About 90,000 Bexar County property owners have just filed protests over tax appraisal increases.

The hearings have already started for people who want to make their case and bring those numbers down.

Timothy and Lydia Tucker bought a home near Woodlawn Lake 12 years ago and they had hoped to retire there, but the modest, rambling structure built in 1949 is now valued at more than $400,000.

The Tuckers said the sharp stick of the increase is putting the American dream of owning this home out of reach.

Timothy Tucker said “We're thinking we cannot retire in the home that was going to be our retirement home.”

Timothy said their tax bill will now be more than $10,000 per year, so the small reduction they won at an informal hearing Tuesday is not much help.

“We got $300 worth of relief today, which is no relief,” Timothy said.

Lydia Tucker said “I retired because of chronic health issues, otherwise, I'd still be working. This is such a burden. It's a matter of do we pay the property taxes or do we pay the doctors and medications. We can't do both.”

The Tuckers said when they looked at sales figures for homes in the neighborhood, they decided taking their case to the level of a formal hearing would be a waste of time.

“Based on square footage, age and condition, it seemed fair, so I thought I guess, we might as well try selling and buying something more modest,” Timothy said.

New homeowner Chris Shaw bought a home outside Loop 1604 earlier this year.

Shaw did not get as much of discount as he wanted at his informal hearing Tuesday, but he said he was happy with the process.

“This is the first time I've ever gone through this process,” Shaw said and he said he would do it again.

“I had absolutely no idea how to do this process so I filled out the form online, got an informal hearing letter in the mail and it told me to arrive on this date and time and I proceeded to try and win my case,” Shaw said.
Shaw called it a great learning experience.

Shaw said “Too many times we stand on the sidelines and accept whatever we receive in the mail as far as what our values are and I think that if there is a reason why there should be a change, I think that it's our responsibility as homeowners to address that change.”

Assistant Chief Appraiser Roy Sandoval said one of the biggest keys to success at an informal hearing is preparation.

Sandoval said anyone who asks for an evidence packet before their hearing will receive one. The packet contains all the information on comparable sales that appraisers have used to establish value.

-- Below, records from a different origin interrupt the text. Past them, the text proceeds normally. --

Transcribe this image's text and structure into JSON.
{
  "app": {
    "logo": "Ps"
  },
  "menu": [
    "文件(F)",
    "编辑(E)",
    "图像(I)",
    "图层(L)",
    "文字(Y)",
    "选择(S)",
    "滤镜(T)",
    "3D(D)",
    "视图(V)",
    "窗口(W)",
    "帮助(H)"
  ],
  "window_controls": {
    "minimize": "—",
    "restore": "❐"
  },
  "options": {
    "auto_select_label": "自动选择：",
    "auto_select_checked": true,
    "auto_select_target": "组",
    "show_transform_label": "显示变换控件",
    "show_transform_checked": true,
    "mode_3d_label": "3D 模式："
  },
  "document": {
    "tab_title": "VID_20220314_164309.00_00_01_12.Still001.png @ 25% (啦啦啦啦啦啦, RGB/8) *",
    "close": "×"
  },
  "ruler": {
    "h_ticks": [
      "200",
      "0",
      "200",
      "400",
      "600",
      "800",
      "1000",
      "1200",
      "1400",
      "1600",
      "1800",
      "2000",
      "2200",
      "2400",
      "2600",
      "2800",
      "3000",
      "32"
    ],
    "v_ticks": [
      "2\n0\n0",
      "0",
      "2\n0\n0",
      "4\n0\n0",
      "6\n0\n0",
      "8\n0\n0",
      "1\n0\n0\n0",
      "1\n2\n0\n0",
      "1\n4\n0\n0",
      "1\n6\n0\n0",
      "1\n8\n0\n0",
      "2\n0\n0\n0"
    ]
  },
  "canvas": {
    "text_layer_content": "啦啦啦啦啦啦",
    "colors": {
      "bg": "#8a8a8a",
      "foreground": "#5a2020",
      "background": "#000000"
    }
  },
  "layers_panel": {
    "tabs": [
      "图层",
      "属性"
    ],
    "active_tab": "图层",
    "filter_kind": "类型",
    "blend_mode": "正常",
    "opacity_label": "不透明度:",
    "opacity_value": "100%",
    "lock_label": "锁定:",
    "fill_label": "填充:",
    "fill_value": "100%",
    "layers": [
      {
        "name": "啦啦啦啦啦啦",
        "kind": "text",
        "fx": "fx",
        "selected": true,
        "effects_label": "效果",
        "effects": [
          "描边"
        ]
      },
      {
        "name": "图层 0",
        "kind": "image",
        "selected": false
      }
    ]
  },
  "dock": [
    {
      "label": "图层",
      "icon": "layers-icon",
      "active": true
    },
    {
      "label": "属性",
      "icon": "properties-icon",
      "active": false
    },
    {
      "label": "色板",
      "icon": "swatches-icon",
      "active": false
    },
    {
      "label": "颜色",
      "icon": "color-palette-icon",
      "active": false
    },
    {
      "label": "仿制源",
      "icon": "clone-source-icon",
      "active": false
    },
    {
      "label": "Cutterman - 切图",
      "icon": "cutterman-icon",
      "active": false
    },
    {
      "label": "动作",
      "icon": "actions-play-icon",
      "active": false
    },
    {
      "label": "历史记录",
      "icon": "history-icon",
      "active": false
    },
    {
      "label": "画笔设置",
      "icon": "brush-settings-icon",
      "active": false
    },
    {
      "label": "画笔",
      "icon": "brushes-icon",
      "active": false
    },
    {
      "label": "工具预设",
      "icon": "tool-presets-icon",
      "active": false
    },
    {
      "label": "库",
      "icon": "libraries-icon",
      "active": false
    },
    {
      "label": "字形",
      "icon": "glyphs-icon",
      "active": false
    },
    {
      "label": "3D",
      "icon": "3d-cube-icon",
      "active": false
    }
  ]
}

“It also has the equity analysis where they can look and see where they are in relation to their neighbors are appraised at,” Sandoval said.

Sandoval said if a property has sustained any damage that would lower the value it is best to bring a contractor's estimate for repairs.

“Photos are great because it shows us the damage, but estimates also put a dollar amount to what it's going to cost you to fix that,” Sandoval said.

Sandoval said many property owners are satisfied after talking with appraisers, and most do not request a formal hearing.

“Of all the hearings we had last year, 80% were settled informally by our staff, so that's a pretty good number,” Sandoval said.

Everyone who filed a protest by the May 31 deadline should be receiving a hearing notice within the next ten days.

Sandoval said “The tax code says that 95 percent of the roll must be certified by July 25, so we're shooting for that. After that we will have hearings until early September.”

To learn more about the process, here is a link to the Bexar Appraisal District website.